Synopses & Reviews
At a family meeting, Ror declared her purpose:
and#160;and#160;and#160;and#160;and#160;and#160;and#160;and#160;and#160;and#160;and#160; I am an artist.
But she doesnand#8217;t really know what that means. Raised on a commune, sheand#8217;s never attended a day of school, and has seen little of the outside world. What she knows best is drawing. To her, itand#8217;s like breathing; itand#8217;s how she makes sense of the world.
and#160;and#160;and#160;and#160;and#160;and#160;and#160;and#160;and#160;and#160;and#160; When her father torches the communeand#151;and himselfand#151;Rorand#8217;s life changes. She, her mother and sister end up in a homeless residence in Manhattan, where she runs into troubleand#151;and loveand#151;with Trey, the leader of Noise Ink, a graffiti crew.
and#160;and#160;and#160;and#160;and#160;and#160;and#160;and#160;and#160;and#160;and#160; On the cityand#8217;s streets, and in its museums and galleries, Ror finds herself pulled in different directions. Her father wanted her to make classic art. Noise Ink insists she stay within their lines. Her art teacher urges her to go to college. What does she want?
and#160;and#160;and#160;and#160;and#160;and#160;and#160;and#160;and#160;and#160;and#160; What kind of artist am I?
and#160;and#160;and#160;and#160;and#160;and#160;and#160;and#160;and#160;and#160;and#160; and#160;Rorand#8217;s soul-searchingand#151;expressed in remarkable pictures and sharp-edged prose, set in the gritty Manhattan of 1984and#151;is cinematic in its scope, and its seamless blend of text and art makes Into the Dangerous World a groundbreaking event in fiction.
and#147;This story of a young artistand#8217;s struggle to find her voice against all odds shimmers with authenticity. Julie Chibbaro understands the actual dynamicsand#160;of what itand#8217;s like to be a teenager facing both the volatile world of street art and the insular nature of high art. Every character feels like someone Iand#8217;ve known, debating how art fits into their life. I think Iand#8217;ve found my new favorite author!and#8221;and#151;Ron English, acclaimed street artist, culture jammer, and designer of Popaganda.

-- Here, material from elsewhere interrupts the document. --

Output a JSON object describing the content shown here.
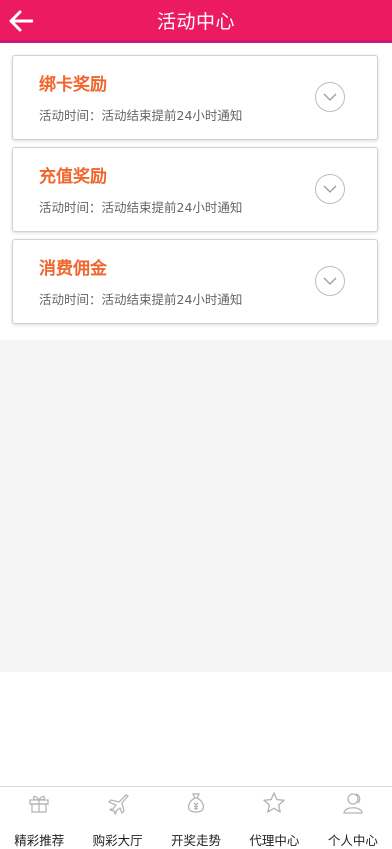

"By the time she's a senior, Beatrice Szabo is an expert at emotional detachment, having trained herself not to consider 'the houses we lived in as my house, or the street we lived on as our street.' Her biology professor father, constantly following grant money to new positions, has now brought the family to Baltimore. Bea's former best friend her mother is coming unhinged, miserable about moving and her deteriorating marriage. So it comes as a surprise to Bea that at her new, small private school she forms a near-instant bond with Jonah Tate, a boy with a past so tragic his withdrawal was probably inevitable. Bea and Jonah's relationship is platonic but intense two kids drawn to each other by joint recognition of the intelligence behind the robotic facades they wear to get through high school. Bea's darkly comic sensibility carries the story, and Standiford's minor characters including the over-50 callers on an all-night radio show Bea and Jonah listen to faithfully provide more humor. There's no happy ending, but that, too, will give this first novel resonance with anybody on the fringe. Ages 13 up." Publishers Weekly (Copyright Reed Business Information, Inc.)
From bestselling author Natalie Standiford, an amazing, touching story of two friends navigating the dark waters of their senior year.
New to town, Beatrice is expecting her new best friend to be one of the girls she meets on the first day. But instead, the alphabet conspires to seat her next to Jonah, aka Ghost Boy, a quiet loner who hasn't made a new friend since third grade. Something about him, though, gets to Bea, and soon they form an unexpected friendship. It's not romance, exactly - but it's definitely love. Still, Bea can't quite dispel Jonah's gloom and doom - and as she finds out his family history, she understands why. Can Bea help Jonah? Or is he destined to vanish?
About the Author
was raised by artists in New York City, and has spent her life figuring out what makes them tick. She married an artist who has helped her enter her charactersand#8217; creative minds. Their first collaboration, the historical novel Deadly
, won the National Jewish Book Award, and was named a Bank Street Best Book. Her first novel, Redemption
, won the American Book Award. Visit Julie at www.juliechibbaro.com.
JM Superville Sovakand#160;is half-Trini, half-Czech, half-Canadian. His fourth half is spent making art.and#160;His work has been shown at the Manifesta European Biennial of Contemporary Art, Socrates Sculpture Park, and the Aldrich Museum. He was the illustrator for Julie Chibbaro's second novel Deadly. See more at www.supervillesovak.com.